# Exercise brief
Please write out all of the entries exactly as they appear.
━━ Records supplied
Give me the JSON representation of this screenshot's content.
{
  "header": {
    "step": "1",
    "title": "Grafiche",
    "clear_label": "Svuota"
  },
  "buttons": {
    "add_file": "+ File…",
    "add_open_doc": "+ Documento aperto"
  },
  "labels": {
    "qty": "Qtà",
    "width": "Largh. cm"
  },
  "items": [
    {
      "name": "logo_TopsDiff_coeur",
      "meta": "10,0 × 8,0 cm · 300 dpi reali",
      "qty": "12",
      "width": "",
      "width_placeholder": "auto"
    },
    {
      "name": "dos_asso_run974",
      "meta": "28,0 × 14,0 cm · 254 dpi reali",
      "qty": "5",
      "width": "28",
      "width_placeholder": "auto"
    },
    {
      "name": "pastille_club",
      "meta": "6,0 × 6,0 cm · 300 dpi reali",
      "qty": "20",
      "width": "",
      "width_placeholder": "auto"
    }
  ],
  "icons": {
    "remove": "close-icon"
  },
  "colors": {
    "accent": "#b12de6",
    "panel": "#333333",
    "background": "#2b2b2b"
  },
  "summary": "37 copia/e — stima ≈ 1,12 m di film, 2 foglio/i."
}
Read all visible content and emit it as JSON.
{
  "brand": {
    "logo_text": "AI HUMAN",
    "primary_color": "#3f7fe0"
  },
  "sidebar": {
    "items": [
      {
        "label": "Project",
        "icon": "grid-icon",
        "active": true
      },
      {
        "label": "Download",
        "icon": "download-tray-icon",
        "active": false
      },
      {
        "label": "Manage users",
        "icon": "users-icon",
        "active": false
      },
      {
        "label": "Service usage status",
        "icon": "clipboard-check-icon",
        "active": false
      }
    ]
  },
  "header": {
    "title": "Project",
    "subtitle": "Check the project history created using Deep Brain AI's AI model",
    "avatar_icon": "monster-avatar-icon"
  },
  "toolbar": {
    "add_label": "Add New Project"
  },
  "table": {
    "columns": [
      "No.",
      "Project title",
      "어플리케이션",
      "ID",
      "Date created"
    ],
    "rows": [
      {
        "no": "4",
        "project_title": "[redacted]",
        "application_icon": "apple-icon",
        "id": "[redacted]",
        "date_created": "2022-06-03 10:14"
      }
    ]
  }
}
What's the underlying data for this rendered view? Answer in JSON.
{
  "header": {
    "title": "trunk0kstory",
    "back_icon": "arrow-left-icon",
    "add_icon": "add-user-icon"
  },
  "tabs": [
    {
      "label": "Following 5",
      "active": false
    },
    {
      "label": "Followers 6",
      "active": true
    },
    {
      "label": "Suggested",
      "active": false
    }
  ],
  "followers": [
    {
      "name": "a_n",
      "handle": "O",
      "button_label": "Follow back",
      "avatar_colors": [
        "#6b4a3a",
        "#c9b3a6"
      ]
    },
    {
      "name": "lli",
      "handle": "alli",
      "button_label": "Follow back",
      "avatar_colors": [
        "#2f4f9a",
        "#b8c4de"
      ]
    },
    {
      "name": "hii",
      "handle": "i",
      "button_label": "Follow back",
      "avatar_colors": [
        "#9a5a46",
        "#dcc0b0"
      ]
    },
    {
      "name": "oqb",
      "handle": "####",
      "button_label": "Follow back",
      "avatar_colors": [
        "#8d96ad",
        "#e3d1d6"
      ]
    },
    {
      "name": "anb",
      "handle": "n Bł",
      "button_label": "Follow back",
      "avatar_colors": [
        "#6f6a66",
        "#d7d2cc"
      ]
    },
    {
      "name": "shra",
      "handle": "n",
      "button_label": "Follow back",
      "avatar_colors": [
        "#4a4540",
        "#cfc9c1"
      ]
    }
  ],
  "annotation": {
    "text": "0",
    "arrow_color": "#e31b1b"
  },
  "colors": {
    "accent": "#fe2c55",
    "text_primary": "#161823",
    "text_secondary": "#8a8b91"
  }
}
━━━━
# Exercise solution
Give me the JSON representation of this screenshot's content.
{
  "header": {
    "step": "1",
    "title": "Grafiche",
    "clear_label": "Svuota"
  },
  "buttons": {
    "add_file": "+ File…",
    "add_open_doc": "+ Documento aperto"
  },
  "labels": {
    "qty": "Qtà",
    "width": "Largh. cm"
  },
  "items": [
    {
      "name": "logo_TopsDiff_coeur",
      "meta": "10,0 × 8,0 cm · 300 dpi reali",
      "qty": "12",
      "width": "",
      "width_placeholder": "auto"
    },
    {
      "name": "dos_asso_run974",
      "meta": "28,0 × 14,0 cm · 254 dpi reali",
      "qty": "5",
      "width": "28",
      "width_placeholder": "auto"
    },
    {
      "name": "pastille_club",
      "meta": "6,0 × 6,0 cm · 300 dpi reali",
      "qty": "20",
      "width": "",
      "width_placeholder": "auto"
    }
  ],
  "icons": {
    "remove": "close-icon"
  },
  "colors": {
    "accent": "#b12de6",
    "panel": "#333333",
    "background": "#2b2b2b"
  },
  "summary": "37 copia/e — stima ≈ 1,12 m di film, 2 foglio/i."
}
Read all visible content and emit it as JSON.
{
  "brand": {
    "logo_text": "AI HUMAN",
    "primary_color": "#3f7fe0"
  },
  "sidebar": {
    "items": [
      {
        "label": "Project",
        "icon": "grid-icon",
        "active": true
      },
      {
        "label": "Download",
        "icon": "download-tray-icon",
        "active": false
      },
      {
        "label": "Manage users",
        "icon": "users-icon",
        "active": false
      },
      {
        "label": "Service usage status",
        "icon": "clipboard-check-icon",
        "active": false
      }
    ]
  },
  "header": {
    "title": "Project",
    "subtitle": "Check the project history created using Deep Brain AI's AI model",
    "avatar_icon": "monster-avatar-icon"
  },
  "toolbar": {
    "add_label": "Add New Project"
  },
  "table": {
    "columns": [
      "No.",
      "Project title",
      "어플리케이션",
      "ID",
      "Date created"
    ],
    "rows": [
      {
        "no": "4",
        "project_title": "[redacted]",
        "application_icon": "apple-icon",
        "id": "[redacted]",
        "date_created": "2022-06-03 10:14"
      }
    ]
  }
}
What's the underlying data for this rendered view? Answer in JSON.
{
  "header": {
    "title": "trunk0kstory",
    "back_icon": "arrow-left-icon",
    "add_icon": "add-user-icon"
  },
  "tabs": [
    {
      "label": "Following 5",
      "active": false
    },
    {
      "label": "Followers 6",
      "active": true
    },
    {
      "label": "Suggested",
      "active": false
    }
  ],
  "followers": [
    {
      "name": "a_n",
      "handle": "O",
      "button_label": "Follow back",
      "avatar_colors": [
        "#6b4a3a",
        "#c9b3a6"
      ]
    },
    {
      "name": "lli",
      "handle": "alli",
      "button_label": "Follow back",
      "avatar_colors": [
        "#2f4f9a",
        "#b8c4de"
      ]
    },
    {
      "name": "hii",
      "handle": "i",
      "button_label": "Follow back",
      "avatar_colors": [
        "#9a5a46",
        "#dcc0b0"
      ]
    },
    {
      "name": "oqb",
      "handle": "####",
      "button_label": "Follow back",
      "avatar_colors": [
        "#8d96ad",
        "#e3d1d6"
      ]
    },
    {
      "name": "anb",
      "handle": "n Bł",
      "button_label": "Follow back",
      "avatar_colors": [
        "#6f6a66",
        "#d7d2cc"
      ]
    },
    {
      "name": "shra",
      "handle": "n",
      "button_label": "Follow back",
      "avatar_colors": [
        "#4a4540",
        "#cfc9c1"
      ]
    }
  ],
  "annotation": {
    "text": "0",
    "arrow_color": "#e31b1b"
  },
  "colors": {
    "accent": "#fe2c55",
    "text_primary": "#161823",
    "text_secondary": "#8a8b91"
  }
}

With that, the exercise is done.